Within the material below, find each line bearing the word "不随地吐痰" and present it.

•••

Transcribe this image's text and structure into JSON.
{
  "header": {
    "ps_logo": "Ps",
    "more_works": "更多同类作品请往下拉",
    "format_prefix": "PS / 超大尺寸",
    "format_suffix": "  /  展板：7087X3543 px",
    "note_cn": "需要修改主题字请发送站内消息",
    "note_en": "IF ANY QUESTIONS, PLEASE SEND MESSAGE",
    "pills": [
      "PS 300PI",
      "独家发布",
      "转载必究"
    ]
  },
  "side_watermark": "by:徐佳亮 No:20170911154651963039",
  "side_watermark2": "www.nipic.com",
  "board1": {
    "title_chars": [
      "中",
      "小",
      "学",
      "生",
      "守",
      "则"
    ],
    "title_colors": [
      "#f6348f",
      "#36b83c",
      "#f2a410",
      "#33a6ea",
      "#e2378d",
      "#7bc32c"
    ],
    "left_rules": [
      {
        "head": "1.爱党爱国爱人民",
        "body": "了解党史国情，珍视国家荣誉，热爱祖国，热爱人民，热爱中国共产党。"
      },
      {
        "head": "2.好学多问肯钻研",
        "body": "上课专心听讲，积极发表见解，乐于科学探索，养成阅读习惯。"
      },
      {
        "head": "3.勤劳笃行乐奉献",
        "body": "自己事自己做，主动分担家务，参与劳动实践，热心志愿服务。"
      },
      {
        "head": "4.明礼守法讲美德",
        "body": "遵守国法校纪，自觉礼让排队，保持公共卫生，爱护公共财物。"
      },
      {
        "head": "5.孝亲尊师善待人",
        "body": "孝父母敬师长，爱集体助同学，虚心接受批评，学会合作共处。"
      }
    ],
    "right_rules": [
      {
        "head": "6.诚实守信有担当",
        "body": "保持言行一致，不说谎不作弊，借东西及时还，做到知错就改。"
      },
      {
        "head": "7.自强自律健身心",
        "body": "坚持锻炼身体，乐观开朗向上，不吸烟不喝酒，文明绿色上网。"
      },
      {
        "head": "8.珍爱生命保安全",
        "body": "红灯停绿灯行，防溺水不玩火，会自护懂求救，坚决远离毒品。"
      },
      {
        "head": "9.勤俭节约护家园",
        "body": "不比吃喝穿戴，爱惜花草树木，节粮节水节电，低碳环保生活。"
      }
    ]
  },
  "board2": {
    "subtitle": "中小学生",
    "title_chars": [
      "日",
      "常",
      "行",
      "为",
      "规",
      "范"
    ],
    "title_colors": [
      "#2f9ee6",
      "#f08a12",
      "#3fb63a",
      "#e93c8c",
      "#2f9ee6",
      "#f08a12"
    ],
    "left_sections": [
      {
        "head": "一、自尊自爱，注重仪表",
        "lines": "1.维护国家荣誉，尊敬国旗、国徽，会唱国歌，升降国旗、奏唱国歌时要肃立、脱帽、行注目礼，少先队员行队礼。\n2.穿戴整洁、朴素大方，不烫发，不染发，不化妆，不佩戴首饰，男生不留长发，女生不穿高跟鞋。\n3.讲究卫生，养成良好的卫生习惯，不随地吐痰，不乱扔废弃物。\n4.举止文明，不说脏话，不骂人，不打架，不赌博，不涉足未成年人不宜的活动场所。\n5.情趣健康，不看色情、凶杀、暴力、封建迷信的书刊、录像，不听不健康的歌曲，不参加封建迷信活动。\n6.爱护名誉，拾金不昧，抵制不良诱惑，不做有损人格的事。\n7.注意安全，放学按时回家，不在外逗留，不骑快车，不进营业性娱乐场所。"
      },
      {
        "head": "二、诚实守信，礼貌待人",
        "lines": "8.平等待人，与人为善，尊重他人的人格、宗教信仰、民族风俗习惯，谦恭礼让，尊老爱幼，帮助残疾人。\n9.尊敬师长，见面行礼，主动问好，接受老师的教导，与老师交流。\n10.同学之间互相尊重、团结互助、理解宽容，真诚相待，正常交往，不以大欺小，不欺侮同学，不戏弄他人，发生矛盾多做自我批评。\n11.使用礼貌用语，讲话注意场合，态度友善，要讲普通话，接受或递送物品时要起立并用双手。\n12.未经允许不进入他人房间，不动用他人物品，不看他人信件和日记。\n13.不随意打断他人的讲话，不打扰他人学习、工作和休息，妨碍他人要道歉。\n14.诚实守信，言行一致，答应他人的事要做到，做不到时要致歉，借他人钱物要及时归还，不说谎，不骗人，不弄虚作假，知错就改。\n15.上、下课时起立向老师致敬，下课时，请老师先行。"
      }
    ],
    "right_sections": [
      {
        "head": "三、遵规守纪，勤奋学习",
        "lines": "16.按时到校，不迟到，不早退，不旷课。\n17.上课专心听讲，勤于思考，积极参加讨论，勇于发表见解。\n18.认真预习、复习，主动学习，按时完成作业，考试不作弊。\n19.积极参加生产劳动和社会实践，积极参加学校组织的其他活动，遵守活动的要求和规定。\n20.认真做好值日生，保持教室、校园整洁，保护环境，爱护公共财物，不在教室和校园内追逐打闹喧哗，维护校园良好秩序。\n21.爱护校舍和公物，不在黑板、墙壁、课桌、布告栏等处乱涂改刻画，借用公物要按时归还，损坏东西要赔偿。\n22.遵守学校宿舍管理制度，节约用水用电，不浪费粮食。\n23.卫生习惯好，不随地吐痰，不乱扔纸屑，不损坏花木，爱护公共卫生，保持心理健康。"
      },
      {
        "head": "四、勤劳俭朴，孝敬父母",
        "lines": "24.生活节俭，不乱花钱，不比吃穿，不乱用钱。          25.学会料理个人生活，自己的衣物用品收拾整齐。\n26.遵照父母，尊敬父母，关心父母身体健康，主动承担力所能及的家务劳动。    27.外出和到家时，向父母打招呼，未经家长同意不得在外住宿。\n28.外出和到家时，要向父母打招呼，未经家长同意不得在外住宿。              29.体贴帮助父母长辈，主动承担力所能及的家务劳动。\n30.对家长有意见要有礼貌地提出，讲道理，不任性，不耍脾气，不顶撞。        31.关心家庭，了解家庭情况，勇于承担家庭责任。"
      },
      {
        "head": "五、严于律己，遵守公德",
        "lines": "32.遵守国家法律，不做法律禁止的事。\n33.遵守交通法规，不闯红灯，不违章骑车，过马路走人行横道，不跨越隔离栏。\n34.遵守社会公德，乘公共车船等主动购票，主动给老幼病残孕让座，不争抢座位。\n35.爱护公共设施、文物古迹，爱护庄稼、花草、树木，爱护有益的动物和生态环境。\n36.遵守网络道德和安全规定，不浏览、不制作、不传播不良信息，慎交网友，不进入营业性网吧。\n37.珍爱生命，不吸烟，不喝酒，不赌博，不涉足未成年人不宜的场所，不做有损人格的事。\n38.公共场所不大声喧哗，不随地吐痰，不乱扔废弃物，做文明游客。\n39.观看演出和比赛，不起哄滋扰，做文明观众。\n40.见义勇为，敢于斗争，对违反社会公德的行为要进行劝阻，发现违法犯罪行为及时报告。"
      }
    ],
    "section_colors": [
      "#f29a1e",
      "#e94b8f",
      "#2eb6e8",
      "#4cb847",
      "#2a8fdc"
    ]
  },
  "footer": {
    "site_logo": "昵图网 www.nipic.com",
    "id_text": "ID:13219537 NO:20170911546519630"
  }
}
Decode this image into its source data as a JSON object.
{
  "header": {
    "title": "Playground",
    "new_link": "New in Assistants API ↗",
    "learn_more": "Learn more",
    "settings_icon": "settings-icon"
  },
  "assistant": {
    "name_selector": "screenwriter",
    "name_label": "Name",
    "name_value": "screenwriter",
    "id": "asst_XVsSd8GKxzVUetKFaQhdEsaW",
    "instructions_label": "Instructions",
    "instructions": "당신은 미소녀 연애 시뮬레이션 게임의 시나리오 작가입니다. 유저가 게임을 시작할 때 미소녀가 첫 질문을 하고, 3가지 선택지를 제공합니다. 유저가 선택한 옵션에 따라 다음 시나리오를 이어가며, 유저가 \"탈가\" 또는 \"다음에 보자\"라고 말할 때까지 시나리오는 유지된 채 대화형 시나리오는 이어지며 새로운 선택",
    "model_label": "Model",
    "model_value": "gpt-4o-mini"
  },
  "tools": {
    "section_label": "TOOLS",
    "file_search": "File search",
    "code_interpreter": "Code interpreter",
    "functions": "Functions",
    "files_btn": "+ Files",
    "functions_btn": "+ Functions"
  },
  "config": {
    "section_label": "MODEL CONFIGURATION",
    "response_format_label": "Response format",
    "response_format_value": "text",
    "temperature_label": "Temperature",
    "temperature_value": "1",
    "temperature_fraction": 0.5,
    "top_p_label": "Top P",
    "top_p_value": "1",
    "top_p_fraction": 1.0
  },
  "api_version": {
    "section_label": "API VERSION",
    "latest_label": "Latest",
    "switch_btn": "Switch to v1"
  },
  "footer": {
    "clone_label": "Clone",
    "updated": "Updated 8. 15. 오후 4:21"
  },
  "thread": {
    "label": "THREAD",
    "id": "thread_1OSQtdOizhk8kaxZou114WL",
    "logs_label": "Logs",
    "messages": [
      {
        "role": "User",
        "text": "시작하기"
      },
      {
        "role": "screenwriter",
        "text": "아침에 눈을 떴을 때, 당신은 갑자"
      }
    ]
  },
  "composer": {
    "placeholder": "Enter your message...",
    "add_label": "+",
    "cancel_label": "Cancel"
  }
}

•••

*Output below*:
        "lines": "1.维护国家荣誉，尊敬国旗、国徽，会唱国歌，升降国旗、奏唱国歌时要肃立、脱帽、行注目礼，少先队员行队礼。\n2.穿戴整洁、朴素大方，不烫发，不染发，不化妆，不佩戴首饰，男生不留长发，女生不穿高跟鞋。\n3.讲究卫生，养成良好的卫生习惯，不随地吐痰，不乱扔废弃物。\n4.举止文明，不说脏话，不骂人，不打架，不赌博，不涉足未成年人不宜的活动场所。\n5.情趣健康，不看色情、凶杀、暴力、封建迷信的书刊、录像，不听不健康的歌曲，不参加封建迷信活动。\n6.爱护名誉，拾金不昧，抵制不良诱惑，不做有损人格的事。\n7.注意安全，放学按时回家，不在外逗留，不骑快车，不进营业性娱乐场所。"
        "lines": "16.按时到校，不迟到，不早退，不旷课。\n17.上课专心听讲，勤于思考，积极参加讨论，勇于发表见解。\n18.认真预习、复习，主动学习，按时完成作业，考试不作弊。\n19.积极参加生产劳动和社会实践，积极参加学校组织的其他活动，遵守活动的要求和规定。\n20.认真做好值日生，保持教室、校园整洁，保护环境，爱护公共财物，不在教室和校园内追逐打闹喧哗，维护校园良好秩序。\n21.爱护校舍和公物，不在黑板、墙壁、课桌、布告栏等处乱涂改刻画，借用公物要按时归还，损坏东西要赔偿。\n22.遵守学校宿舍管理制度，节约用水用电，不浪费粮食。\n23.卫生习惯好，不随地吐痰，不乱扔纸屑，不损坏花木，爱护公共卫生，保持心理健康。"
        "lines": "32.遵守国家法律，不做法律禁止的事。\n33.遵守交通法规，不闯红灯，不违章骑车，过马路走人行横道，不跨越隔离栏。\n34.遵守社会公德，乘公共车船等主动购票，主动给老幼病残孕让座，不争抢座位。\n35.爱护公共设施、文物古迹，爱护庄稼、花草、树木，爱护有益的动物和生态环境。\n36.遵守网络道德和安全规定，不浏览、不制作、不传播不良信息，慎交网友，不进入营业性网吧。\n37.珍爱生命，不吸烟，不喝酒，不赌博，不涉足未成年人不宜的场所，不做有损人格的事。\n38.公共场所不大声喧哗，不随地吐痰，不乱扔废弃物，做文明游客。\n39.观看演出和比赛，不起哄滋扰，做文明观众。\n40.见义勇为，敢于斗争，对违反社会公德的行为要进行劝阻，发现违法犯罪行为及时报告。"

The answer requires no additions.